*** Source records Section Begins ***

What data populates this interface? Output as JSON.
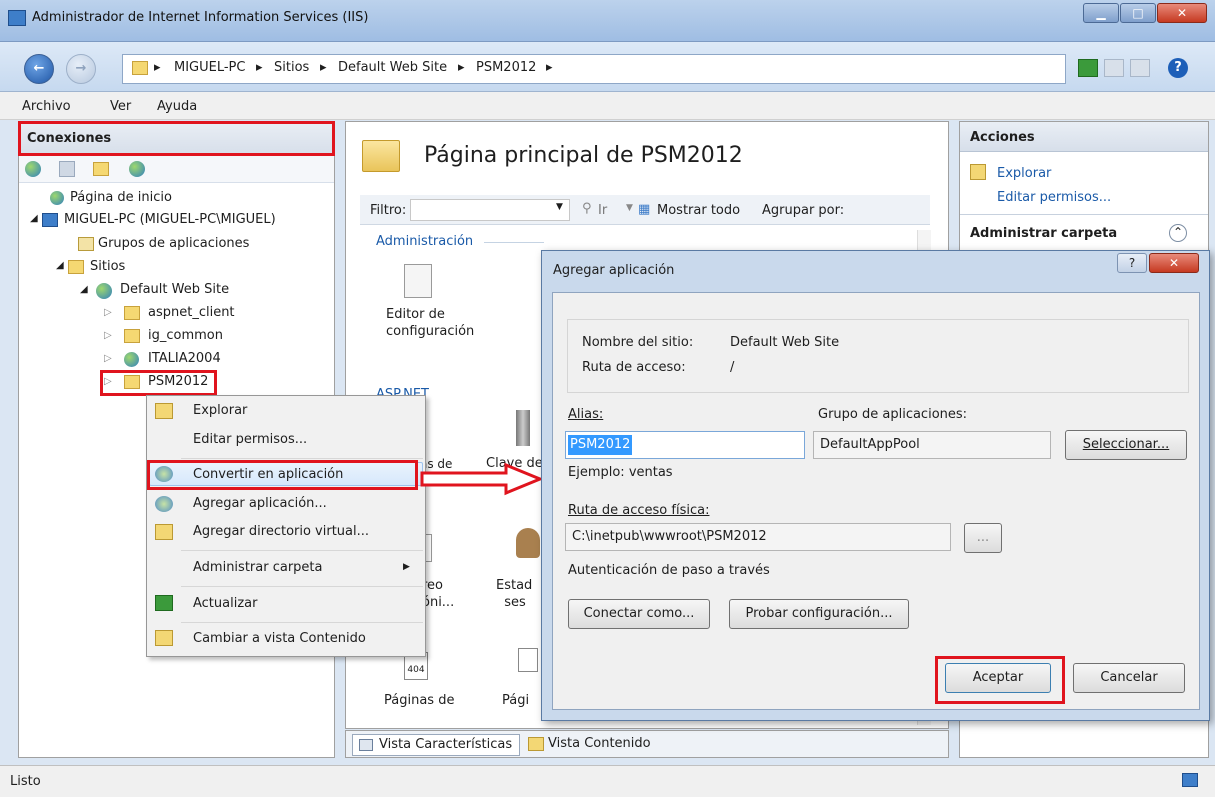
{
  "window": {
    "title": "Administrador de Internet Information Services (IIS)"
  },
  "breadcrumb": [
    "MIGUEL-PC",
    "Sitios",
    "Default Web Site",
    "PSM2012"
  ],
  "menu": [
    "Archivo",
    "Ver",
    "Ayuda"
  ],
  "connections": {
    "title": "Conexiones",
    "tree": [
      "Página de inicio",
      "MIGUEL-PC (MIGUEL-PC\\MIGUEL)",
      "Grupos de aplicaciones",
      "Sitios",
      "Default Web Site",
      "aspnet_client",
      "ig_common",
      "ITALIA2004",
      "PSM2012"
    ]
  },
  "context_menu": [
    "Explorar",
    "Editar permisos...",
    "Convertir en aplicación",
    "Agregar aplicación...",
    "Agregar directorio virtual...",
    "Administrar carpeta",
    "Actualizar",
    "Cambiar a vista Contenido"
  ],
  "center": {
    "title": "Página principal de PSM2012",
    "filter_label": "Filtro:",
    "go_label": "Ir",
    "show_all": "Mostrar todo",
    "group_by": "Agrupar por:",
    "section_admin": "Administración",
    "section_aspnet": "ASP.NET",
    "features": {
      "config_editor": "Editor de configuración",
      "conn_strings_partial": "...as de ...xión",
      "machine_key_partial": "Clave de",
      "smtp_partial": "...reo ...óni...",
      "session_partial": "Estad... ses...",
      "error_pages": "Páginas de",
      "pages_partial": "Pági..."
    },
    "tab_features": "Vista Características",
    "tab_content": "Vista Contenido"
  },
  "actions": {
    "title": "Acciones",
    "explore": "Explorar",
    "edit_permissions": "Editar permisos...",
    "manage_folder": "Administrar carpeta"
  },
  "dialog": {
    "title": "Agregar aplicación",
    "site_name_label": "Nombre del sitio:",
    "site_name_value": "Default Web Site",
    "path_label": "Ruta de acceso:",
    "path_value": "/",
    "alias_label": "Alias:",
    "alias_value": "PSM2012",
    "pool_label": "Grupo de aplicaciones:",
    "pool_value": "DefaultAppPool",
    "select_button": "Seleccionar...",
    "example": "Ejemplo: ventas",
    "physical_path_label": "Ruta de acceso física:",
    "physical_path_value": "C:\\inetpub\\wwwroot\\PSM2012",
    "browse_button": "...",
    "auth_label": "Autenticación de paso a través",
    "connect_as": "Conectar como...",
    "test_config": "Probar configuración...",
    "ok": "Aceptar",
    "cancel": "Cancelar"
  },
  "status": {
    "text": "Listo"
  },
  "colors": {
    "highlight": "#e0141e",
    "link": "#1a5aa8",
    "selection": "#3399ff"
  }
}
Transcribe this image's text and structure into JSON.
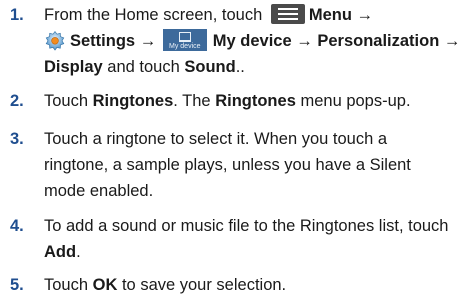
{
  "steps": [
    {
      "number": "1.",
      "line1_a": "From the Home screen, touch",
      "menu_label": "Menu",
      "arrow": "→",
      "settings_label": "Settings",
      "my_device_icon_text": "My device",
      "my_device_label": "My device",
      "personalization_label": "Personalization",
      "display_label": "Display",
      "and_touch": "and touch",
      "sound_label": "Sound",
      "line3_end": ".."
    },
    {
      "number": "2.",
      "touch": "Touch",
      "ringtones_label": "Ringtones",
      "middle": ". The",
      "ringtones_label2": "Ringtones",
      "end": "menu pops-up."
    },
    {
      "number": "3.",
      "line1": "Touch a ringtone to select it. When you touch a",
      "line2": "ringtone, a sample plays, unless you have a Silent",
      "line3": "mode enabled."
    },
    {
      "number": "4.",
      "line1": "To add a sound or music file to the Ringtones list, touch",
      "add_label": "Add",
      "add_end": "."
    },
    {
      "number": "5.",
      "touch": "Touch",
      "ok_label": "OK",
      "end": "to save your selection."
    }
  ],
  "icons": {
    "menu": "menu-icon",
    "settings": "settings-gear-icon",
    "my_device": "my-device-tab-icon"
  }
}
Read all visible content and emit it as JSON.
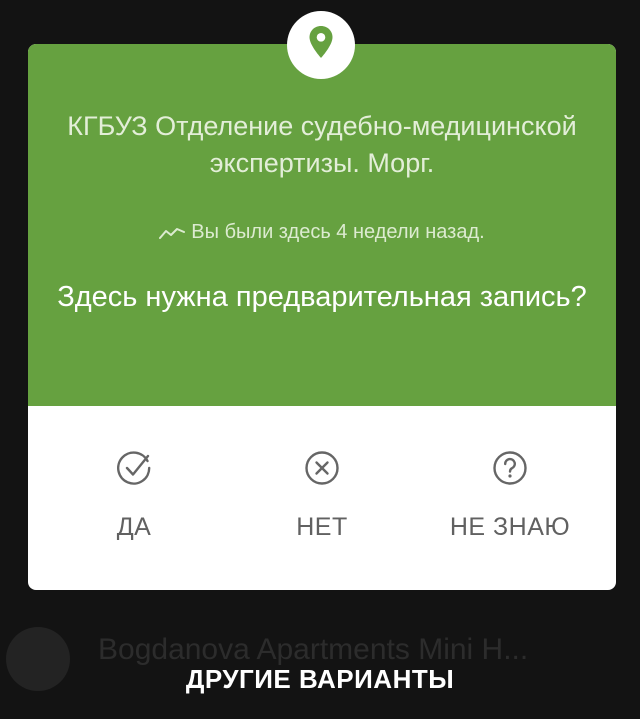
{
  "background_item": {
    "text": "Bogdanova Apartments Mini H..."
  },
  "card": {
    "place_name": "КГБУЗ Отделение судебно-медицинской экспертизы. Морг.",
    "visit_info": "Вы были здесь 4 недели назад.",
    "question": "Здесь нужна предварительная запись?",
    "header_color": "#66a140",
    "icon": "map-pin-icon"
  },
  "answers": [
    {
      "label": "ДА",
      "icon": "check-circle-icon"
    },
    {
      "label": "НЕТ",
      "icon": "x-circle-icon"
    },
    {
      "label": "НЕ ЗНАЮ",
      "icon": "question-circle-icon"
    }
  ],
  "other_options_label": "ДРУГИЕ ВАРИАНТЫ"
}
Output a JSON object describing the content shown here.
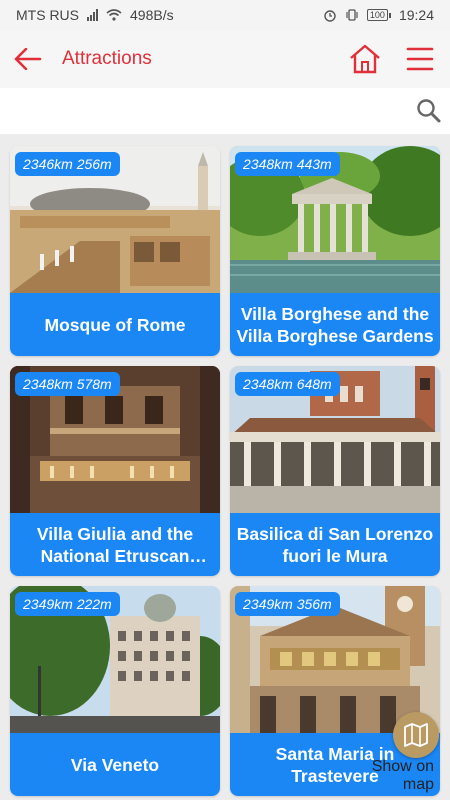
{
  "status": {
    "carrier": "MTS RUS",
    "speed": "498B/s",
    "battery": "100",
    "time": "19:24"
  },
  "appbar": {
    "title": "Attractions"
  },
  "search": {
    "placeholder": ""
  },
  "cards": [
    {
      "distance": "2346km 256m",
      "name": "Mosque of Rome"
    },
    {
      "distance": "2348km 443m",
      "name": "Villa Borghese and the Villa Borghese Gardens"
    },
    {
      "distance": "2348km 578m",
      "name": "Villa Giulia and the National Etruscan Museum"
    },
    {
      "distance": "2348km 648m",
      "name": "Basilica di San Lorenzo fuori le Mura"
    },
    {
      "distance": "2349km 222m",
      "name": "Via Veneto"
    },
    {
      "distance": "2349km 356m",
      "name": "Santa Maria in Trastevere"
    }
  ],
  "map_button": {
    "label": "Show on map"
  },
  "colors": {
    "accent_red": "#e0303a",
    "card_blue": "#1a87f5",
    "map_button": "#b99a63"
  }
}
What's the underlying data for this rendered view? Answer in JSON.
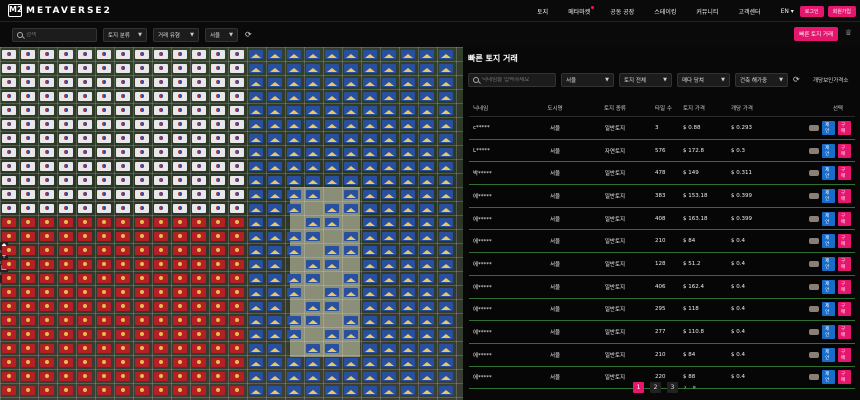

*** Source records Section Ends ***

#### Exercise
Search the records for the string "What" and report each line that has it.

#### Expected output
What data populates this interface? Output as JSON.
What's the underlying data for this rendered view? Answer in JSON.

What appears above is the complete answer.